Buoyed by microwave ovens’ 48.4 percent gains in November, the overall cooking category actually grew 23 percent to 1,897,000 units shipped. But that figure belies weakness in electric ranges, down 6.8 percent, and gas ranges, off 4.8 percent.
A more succinct snapshot is provided by the bellwether AHAM 6, whose component washer, dryer, dishwasher, refrigerator, freezer and range categories together fell 9.7 percent during the period.
The weakness in November was a continuation of a trend that took hold the month prior. According to the latest data from NPD Intelect Market Research, unit sales of the top-five best-selling top-load washers fell 16.4 percent in October over the year-ago period, while the top-five side-by-side refrigerators dropped 11.8 percent and the best-selling top-freezer units fell 8.6 percent. (See chart, p. 126).
Clearly, manufacturers are feeling the pain. In response to what Whirlpool chairman/CEO David Whitwam described as “intensified price competition, rising material costs, and slowing or declining demand,” the company last month announced a 10 percent cut in its worldwide work force, representing some 6,000 jobs, and said it would slash an additional $100 million in costs over the next two years.
The company added that industry shipments for fourth-quarter 2000 likely fell
7 percent to 8 percent below the year-prior period, compared with previous forecasts of a 2 percent to 3 percent drop, and that competitive pricing pressures would continue through first-half 2001. All told, Whirlpool said, full-year industry shipments would likely be flat vs. 2000.
A day later, Maytag weighed in with a similar story.
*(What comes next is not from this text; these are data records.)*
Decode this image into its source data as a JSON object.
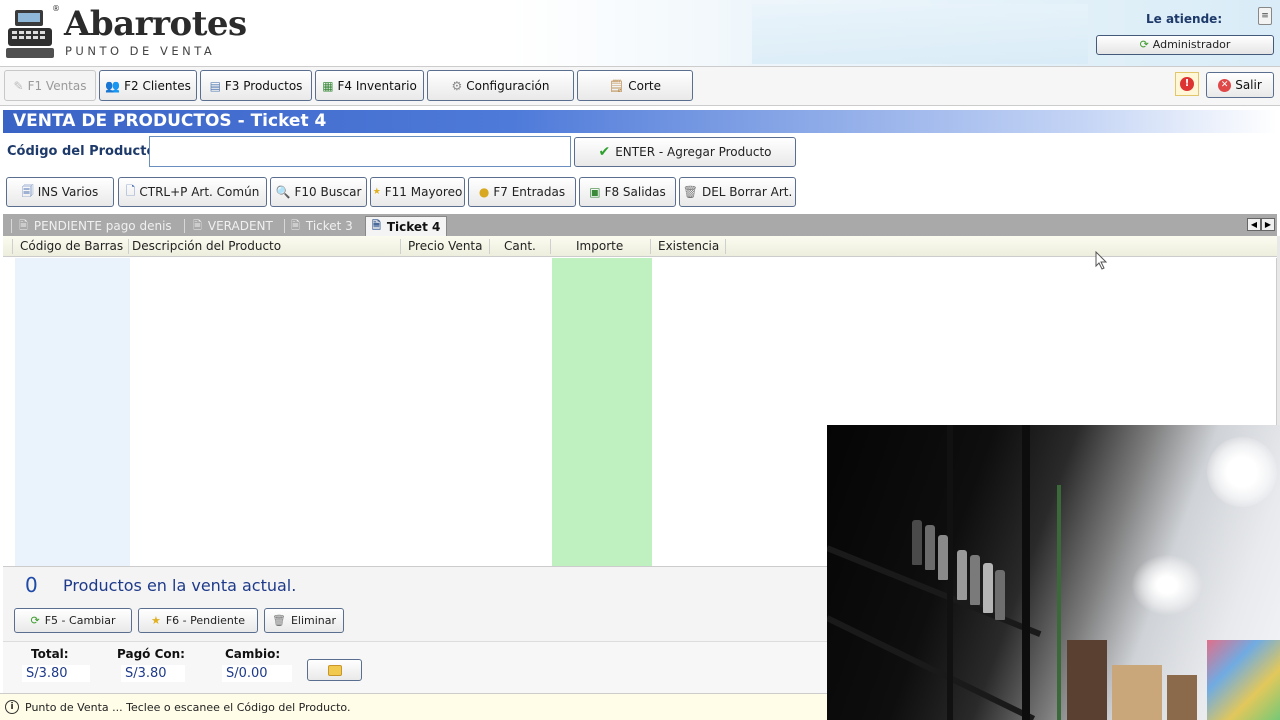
{
  "app": {
    "logo_title": "Abarrotes",
    "logo_subtitle": "PUNTO DE VENTA",
    "logo_reg": "®",
    "attends_label": "Le atiende:",
    "user_button": "Administrador",
    "minimize_glyph": "≡"
  },
  "nav": {
    "ventas": "F1 Ventas",
    "clientes": "F2 Clientes",
    "productos": "F3 Productos",
    "inventario": "F4 Inventario",
    "configuracion": "Configuración",
    "corte": "Corte",
    "alert_glyph": "!",
    "salir": "Salir"
  },
  "sale": {
    "title": "VENTA DE PRODUCTOS - Ticket 4",
    "code_label": "Código del Producto:",
    "code_value": "",
    "enter_button": "ENTER - Agregar Producto"
  },
  "toolbar": {
    "varios": "INS Varios",
    "comun": "CTRL+P Art. Común",
    "buscar": "F10 Buscar",
    "mayoreo": "F11 Mayoreo",
    "entradas": "F7 Entradas",
    "salidas": "F8 Salidas",
    "borrar": "DEL Borrar Art."
  },
  "tickets": {
    "tabs": [
      {
        "label": "PENDIENTE pago denis",
        "active": false
      },
      {
        "label": "VERADENT",
        "active": false
      },
      {
        "label": "Ticket 3",
        "active": false
      },
      {
        "label": "Ticket 4",
        "active": true
      }
    ]
  },
  "table": {
    "columns": [
      "Código de Barras",
      "Descripción del Producto",
      "Precio Venta",
      "Cant.",
      "Importe",
      "Existencia"
    ],
    "rows": []
  },
  "summary": {
    "count": "0",
    "count_label": "Productos en la venta actual.",
    "cambiar": "F5 - Cambiar",
    "pendiente": "F6 - Pendiente",
    "eliminar": "Eliminar"
  },
  "totals": {
    "total_label": "Total:",
    "total_value": "S/3.80",
    "pago_label": "Pagó Con:",
    "pago_value": "S/3.80",
    "cambio_label": "Cambio:",
    "cambio_value": "S/0.00"
  },
  "status": {
    "message": "Punto de Venta ... Teclee o escanee el Código del Producto.",
    "info_glyph": "i"
  },
  "colors": {
    "title_band": "#3a63c6",
    "importe_column": "#bff0bf",
    "barcode_column": "#eaf3fc",
    "link_blue": "#1e3a8a"
  }
}
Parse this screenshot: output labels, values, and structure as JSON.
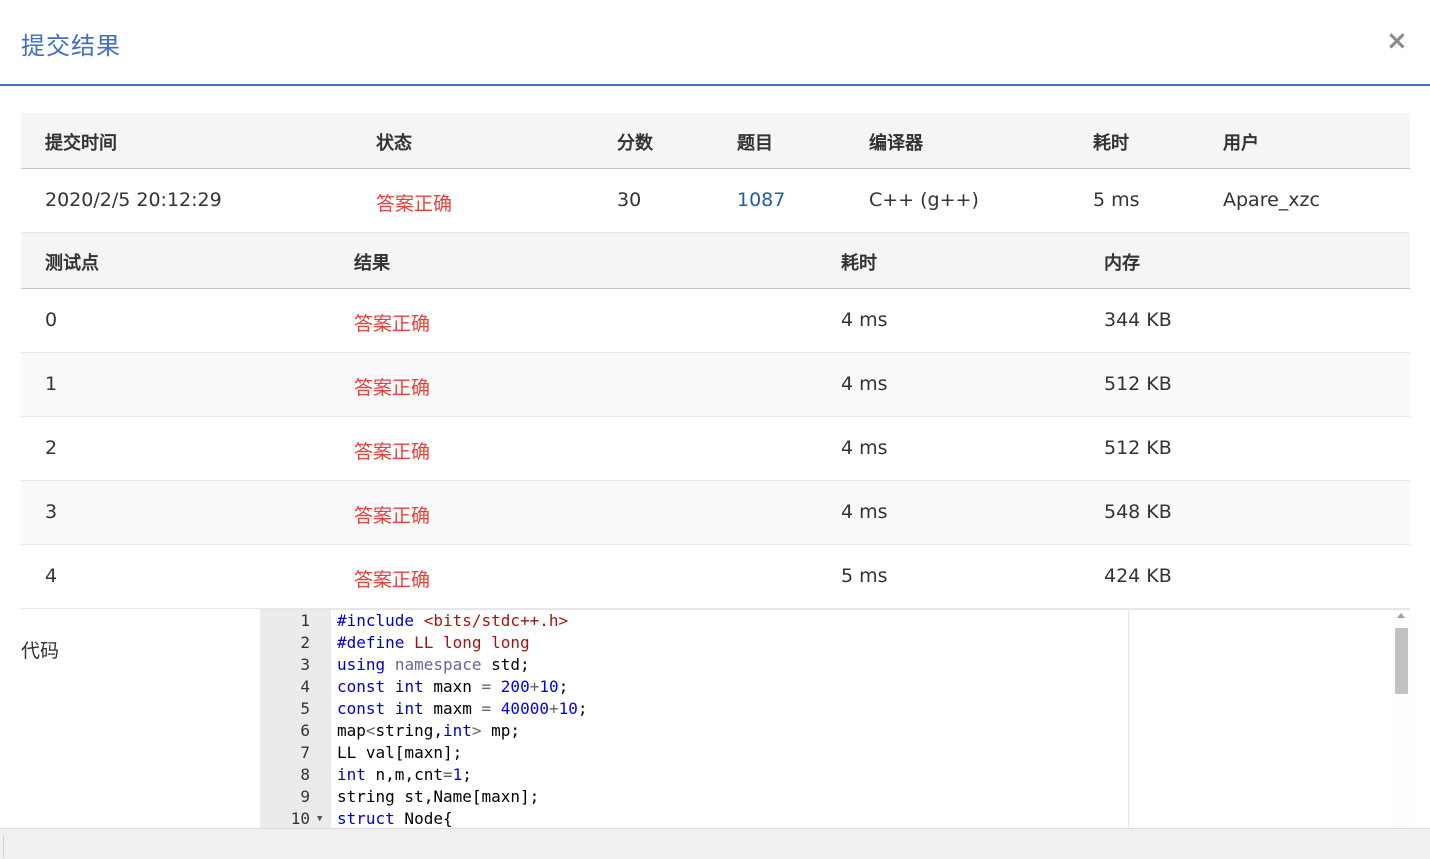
{
  "dialog": {
    "title": "提交结果",
    "close_symbol": "×"
  },
  "summary": {
    "headers": [
      "提交时间",
      "状态",
      "分数",
      "题目",
      "编译器",
      "耗时",
      "用户"
    ],
    "row": {
      "time": "2020/2/5 20:12:29",
      "status": "答案正确",
      "score": "30",
      "problem": "1087",
      "compiler": "C++ (g++)",
      "duration": "5 ms",
      "user": "Apare_xzc"
    }
  },
  "tests": {
    "headers": [
      "测试点",
      "结果",
      "耗时",
      "内存"
    ],
    "rows": [
      {
        "id": "0",
        "result": "答案正确",
        "time": "4 ms",
        "memory": "344 KB"
      },
      {
        "id": "1",
        "result": "答案正确",
        "time": "4 ms",
        "memory": "512 KB"
      },
      {
        "id": "2",
        "result": "答案正确",
        "time": "4 ms",
        "memory": "512 KB"
      },
      {
        "id": "3",
        "result": "答案正确",
        "time": "4 ms",
        "memory": "548 KB"
      },
      {
        "id": "4",
        "result": "答案正确",
        "time": "5 ms",
        "memory": "424 KB"
      }
    ]
  },
  "code": {
    "label": "代码",
    "line_numbers": [
      "1",
      "2",
      "3",
      "4",
      "5",
      "6",
      "7",
      "8",
      "9",
      "10"
    ],
    "lines": [
      "#include <bits/stdc++.h>",
      "#define LL long long",
      "using namespace std;",
      "const int maxn = 200+10;",
      "const int maxm = 40000+10;",
      "map<string,int> mp;",
      "LL val[maxn];",
      "int n,m,cnt=1;",
      "string st,Name[maxn];",
      "struct Node{"
    ]
  },
  "colors": {
    "accent": "#3f6ec4",
    "ok": "#e8413a",
    "link": "#1f5fa8"
  }
}
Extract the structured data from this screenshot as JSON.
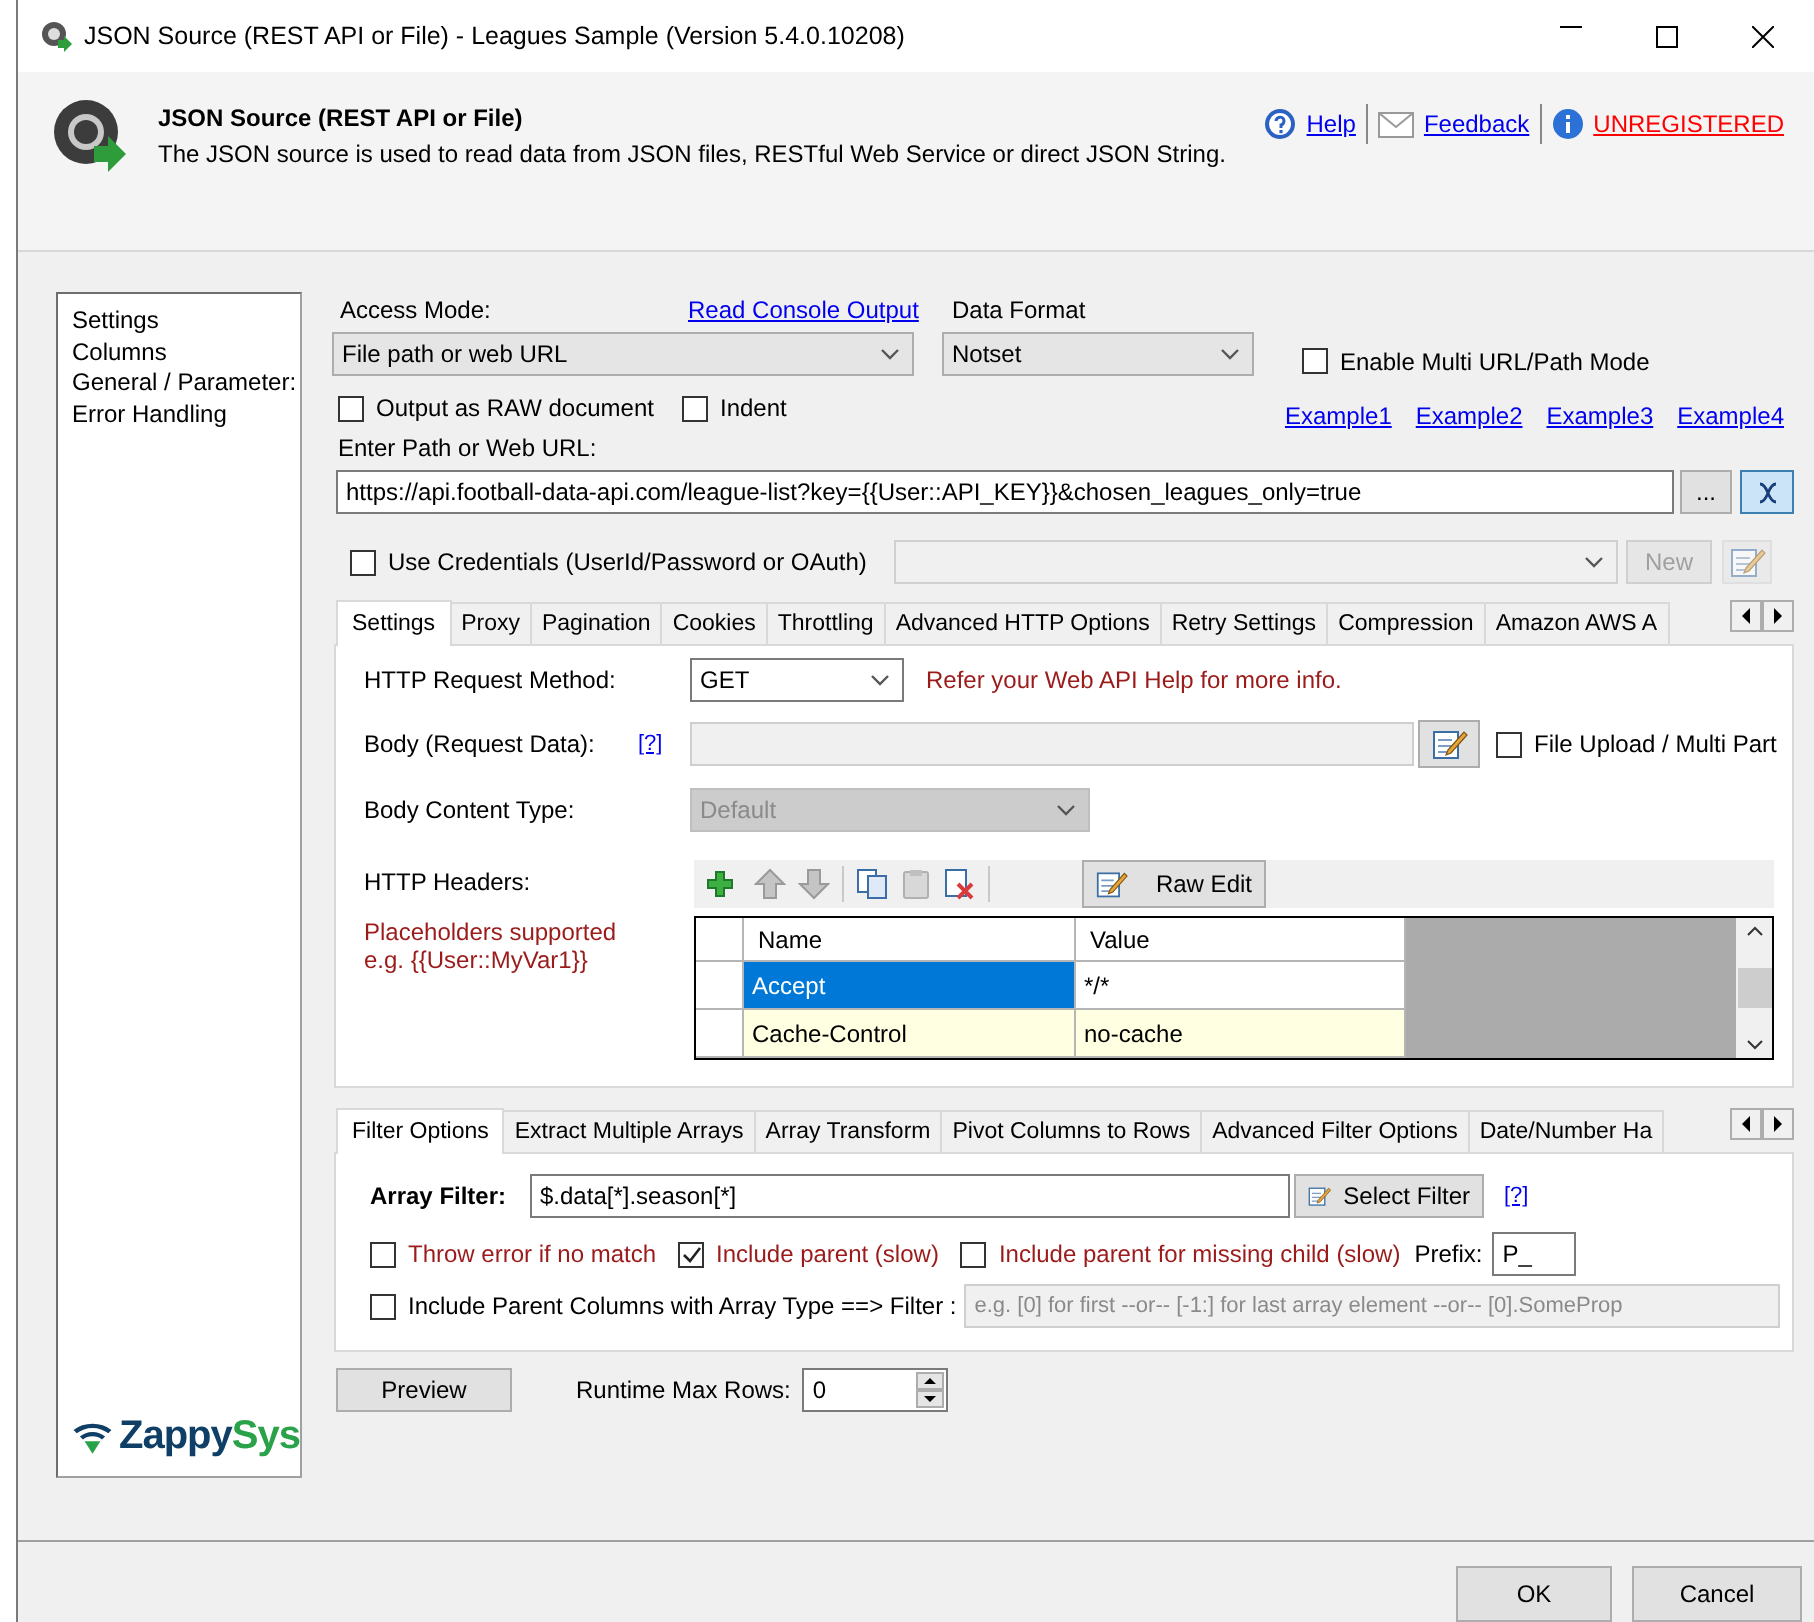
{
  "window": {
    "title": "JSON Source (REST API or File) - Leagues Sample (Version 5.4.0.10208)"
  },
  "header": {
    "title": "JSON Source (REST API or File)",
    "description": "The JSON source is used to read data from JSON files, RESTful Web Service or direct JSON String.",
    "links": [
      {
        "kind": "help",
        "label": "Help"
      },
      {
        "kind": "feedback",
        "label": "Feedback"
      },
      {
        "kind": "warning",
        "label": "UNREGISTERED"
      }
    ]
  },
  "sidebar": {
    "items": [
      "Settings",
      "Columns",
      "General / Parameter:",
      "Error Handling"
    ],
    "brand": [
      "Zappy",
      "Sys"
    ]
  },
  "source": {
    "access_mode": {
      "label": "Access Mode:",
      "value": "File path or web URL"
    },
    "console_link": "Read Console Output",
    "data_format": {
      "label": "Data Format",
      "value": "Notset"
    },
    "multi_url": {
      "label": "Enable Multi URL/Path Mode",
      "checked": false
    },
    "raw_document": {
      "label": "Output as RAW document",
      "checked": false
    },
    "indent": {
      "label": "Indent",
      "checked": false
    },
    "examples": [
      "Example1",
      "Example2",
      "Example3",
      "Example4"
    ],
    "url": {
      "label": "Enter Path or Web URL:",
      "value": "https://api.football-data-api.com/league-list?key={{User::API_KEY}}&chosen_leagues_only=true"
    },
    "browse_button": "...",
    "credentials": {
      "label": "Use Credentials (UserId/Password or OAuth)",
      "checked": false,
      "new_button": "New",
      "disabled": true
    }
  },
  "request_tabs": [
    {
      "label": "Settings",
      "selected": true
    },
    {
      "label": "Proxy",
      "selected": false
    },
    {
      "label": "Pagination",
      "selected": false
    },
    {
      "label": "Cookies",
      "selected": false
    },
    {
      "label": "Throttling",
      "selected": false
    },
    {
      "label": "Advanced HTTP Options",
      "selected": false
    },
    {
      "label": "Retry Settings",
      "selected": false
    },
    {
      "label": "Compression",
      "selected": false
    },
    {
      "label": "Amazon AWS A",
      "selected": false
    }
  ],
  "request": {
    "method": {
      "label": "HTTP Request Method:",
      "value": "GET"
    },
    "method_hint": "Refer your Web API Help for more info.",
    "body": {
      "label": "Body (Request Data):",
      "help": "[?]",
      "disabled": true
    },
    "file_upload": {
      "label": "File Upload / Multi Part",
      "checked": false
    },
    "content_type": {
      "label": "Body Content Type:",
      "value": "Default",
      "disabled": true
    },
    "headers": {
      "label": "HTTP Headers:",
      "note": "Placeholders supported\ne.g. {{User::MyVar1}}",
      "raw_edit": "Raw Edit",
      "columns": [
        "Name",
        "Value"
      ],
      "rows": [
        {
          "name": "Accept",
          "value": "*/*",
          "selected": true
        },
        {
          "name": "Cache-Control",
          "value": "no-cache",
          "selected": false
        }
      ]
    }
  },
  "filter_tabs": [
    {
      "label": "Filter Options",
      "selected": true
    },
    {
      "label": "Extract Multiple Arrays",
      "selected": false
    },
    {
      "label": "Array Transform",
      "selected": false
    },
    {
      "label": "Pivot Columns to Rows",
      "selected": false
    },
    {
      "label": "Advanced Filter Options",
      "selected": false
    },
    {
      "label": "Date/Number Ha",
      "selected": false
    }
  ],
  "filter": {
    "label": "Array Filter:",
    "value": "$.data[*].season[*]",
    "select_button": "Select Filter",
    "help": "[?]",
    "options": [
      {
        "label": "Throw error if no match",
        "checked": false
      },
      {
        "label": "Include parent (slow)",
        "checked": true
      },
      {
        "label": "Include parent for missing child (slow)",
        "checked": false
      }
    ],
    "prefix": {
      "label": "Prefix:",
      "value": "P_"
    },
    "parent_columns": {
      "label": "Include Parent Columns with Array Type ==> Filter :",
      "checked": false,
      "placeholder": "e.g. [0] for first --or-- [-1:] for last array element --or-- [0].SomeProp"
    }
  },
  "preview_button": "Preview",
  "max_rows": {
    "label": "Runtime Max Rows:",
    "value": "0"
  },
  "footer": {
    "buttons": [
      "OK",
      "Cancel"
    ]
  }
}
Acting president/CEO Leonard Hadley pronounced that “the industry is down more severely” than previous expectations for a flat or slightly down quarter, resulting in “lower volume in our major appliance division.”
Hadley, who retook Maytag’s reigns on an interim basis after its board ousted Lloyd Ward in November, acknowledged in a conference call that the company had lost market share in the cooking and refrigeration categories, although its core laundry and floor care businesses remain strong.
As part of his turnaround strategy, he intimated that wider distribution and advertising support of Maytag’s flagship brands might be in the offing, based on its earlier success at bringing the once channel-restricted Hoover line to discount chains.
Hadley also acted quickly to dismantle such Ward-led initiatives as the group president structure, a planned relocation of headquarters from Newton, Iowa to Chicago, and investments in Web-based businesses and “experimental e-commerce initiatives” that were outside the core majap disciplines. Similarly, research and development expenditures, which increased substantially during Ward’s watch, would be more narrowly focused on white goods and floor care products.
What does all this mean? According to analyst Aram Rubinson, a managing director at UBS Warburg, Whirlpool’s and Maytag’s woes are attributable to a combination of declining end-user demand, the concomitant promotional environment, and share shifts resulting from Circuit City’s exit from appliances and GE’s renewed push into the mass channel.
Other analysts have suggested that comparable corporate retrenchments are also taking place at GE, although they are cloaked by that company’s multidivisional structure.
The biggest beneficiaries of the current environment, added Rubinson, are the No. 1 and No. 2 appliance retailers-Sears and Lowe’s-which continue to consolidate their market share leads.
“As a result of the Circuit City shakeout, it appears that Lowe’s and Sears are gaining the most share,” he observed, citing appliance comps of as much as 20 percent and 11 percent, respectively. “That is not surprising since they are the two companies that have invested the most in an efficient distribution network.”
Industry Shipments Of Major Appliances* – In 1,000s Of Units
*Domestic shipments only. Includes U.S. produced and imported products.
** For period of four weeks ended Nov. 25, 2000